“The injuries and a lot of new faces,” he continued when breaking down what went wrong. “It’s not excuses, it’s just a reality, but that’s the most disappointing. I’ve been in the playoffs myself the last few years and I just know how much fun and excitement it is for the fans and the city, so to break this streak and not be a part of the playoffs, that’s the most disappointing part.”
Still believing the Mavs are just one or two pieces away from getting back into the playoffs, Brand says it became clear to him once Nowitzki returned to form that the team already had plenty of offensive support while finishing eighth in the league in scoring with 101.1 points an outing. Instead, it’s the defense that gives Brand the most concern after ranking 27th while allowing 101.7 points a night at the other end of the floor.
However, with a return to Dallas possibly still in his cards, Brand could be instrumental in improving a defense that clearly lacked an interior presence.
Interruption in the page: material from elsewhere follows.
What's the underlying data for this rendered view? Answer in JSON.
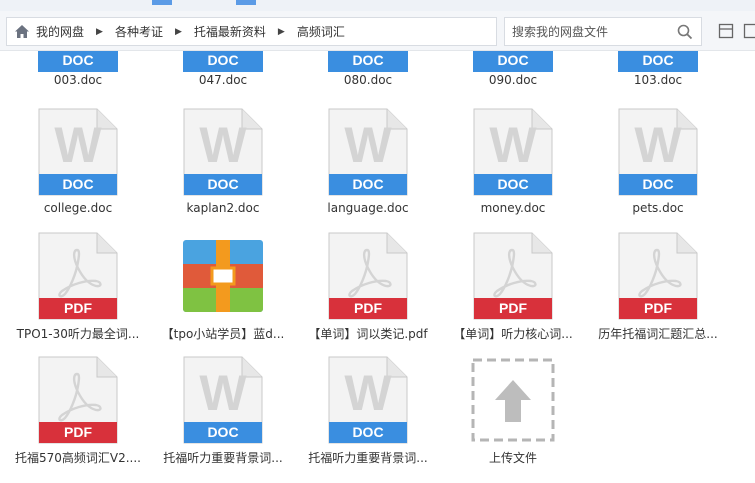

“You know, second half of the season on a 50-win pace, but we still know what challenges we have. We still have to get better. I’m sure we won’t bring the same exact team back, if I’m back at all, so the organization they’re working tirelessly to make sure the team is better,” Brand explained.
He added: “I don’t want to point out position or stuff like that, but you know, we just need to get more defensive-minded and get some tough guys out there just to get some stops. Offensively, you know, we’re fine. You saw what kind of level Dirk can play at. When he’s healthy, he’s still at a high level even at 35 years old. Vince Carter, he’s signed and he played great. And Shawn Marion, the last two weeks averaged almost 20 (points) and 10 (rebounds), so we have enough talent to put the ball in the basket and just have to find a way to get stops.”